▶ _How to complete this task_:
Your answer is a copy of every line in the records where "View" appears.

▶ _Study material_:
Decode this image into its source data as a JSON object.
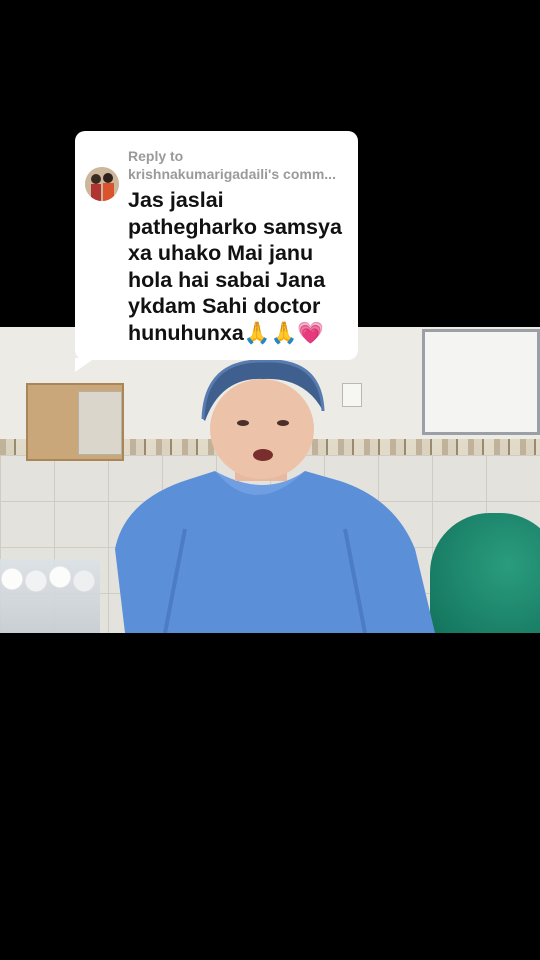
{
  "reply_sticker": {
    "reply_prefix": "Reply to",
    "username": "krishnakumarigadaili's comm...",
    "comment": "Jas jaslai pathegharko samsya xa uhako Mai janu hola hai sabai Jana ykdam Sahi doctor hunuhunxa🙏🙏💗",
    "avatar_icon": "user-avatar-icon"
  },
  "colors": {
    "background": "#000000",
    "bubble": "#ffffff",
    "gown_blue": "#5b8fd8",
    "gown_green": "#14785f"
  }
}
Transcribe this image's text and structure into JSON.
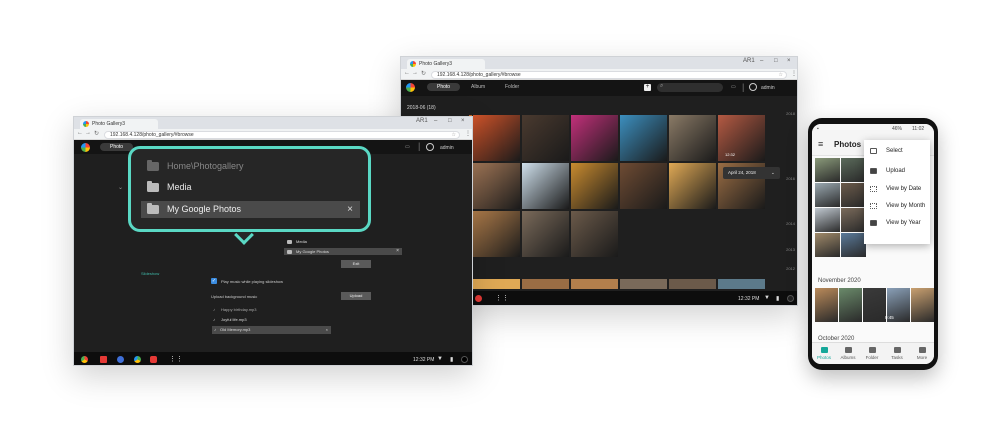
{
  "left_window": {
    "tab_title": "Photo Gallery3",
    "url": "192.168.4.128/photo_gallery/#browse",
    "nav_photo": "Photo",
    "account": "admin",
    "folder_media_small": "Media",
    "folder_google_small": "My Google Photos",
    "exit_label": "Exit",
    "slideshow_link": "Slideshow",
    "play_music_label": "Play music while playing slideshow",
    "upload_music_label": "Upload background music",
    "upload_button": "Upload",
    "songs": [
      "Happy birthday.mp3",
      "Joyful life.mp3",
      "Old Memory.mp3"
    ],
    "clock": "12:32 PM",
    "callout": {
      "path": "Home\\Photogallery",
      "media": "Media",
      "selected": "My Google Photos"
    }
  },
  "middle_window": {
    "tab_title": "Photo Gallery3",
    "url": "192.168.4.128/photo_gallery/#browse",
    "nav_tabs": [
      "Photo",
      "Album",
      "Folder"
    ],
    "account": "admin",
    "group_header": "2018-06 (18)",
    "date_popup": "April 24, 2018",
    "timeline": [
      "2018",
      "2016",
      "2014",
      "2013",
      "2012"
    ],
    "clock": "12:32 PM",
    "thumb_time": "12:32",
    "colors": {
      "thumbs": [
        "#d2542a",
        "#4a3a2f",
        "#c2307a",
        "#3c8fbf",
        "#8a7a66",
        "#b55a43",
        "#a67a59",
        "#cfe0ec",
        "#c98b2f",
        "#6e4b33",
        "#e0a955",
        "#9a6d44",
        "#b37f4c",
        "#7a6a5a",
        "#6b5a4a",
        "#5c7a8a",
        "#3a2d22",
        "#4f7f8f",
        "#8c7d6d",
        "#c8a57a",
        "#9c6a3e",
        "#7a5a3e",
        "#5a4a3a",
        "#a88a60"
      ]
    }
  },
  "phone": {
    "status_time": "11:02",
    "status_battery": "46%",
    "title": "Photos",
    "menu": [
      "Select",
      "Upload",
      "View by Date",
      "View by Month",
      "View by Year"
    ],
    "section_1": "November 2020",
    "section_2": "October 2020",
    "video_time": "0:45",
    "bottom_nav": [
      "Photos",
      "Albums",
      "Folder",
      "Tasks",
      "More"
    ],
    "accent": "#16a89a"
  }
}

▶ _Expected answer_:
      "View by Date",
      "View by Month",
      "View by Year"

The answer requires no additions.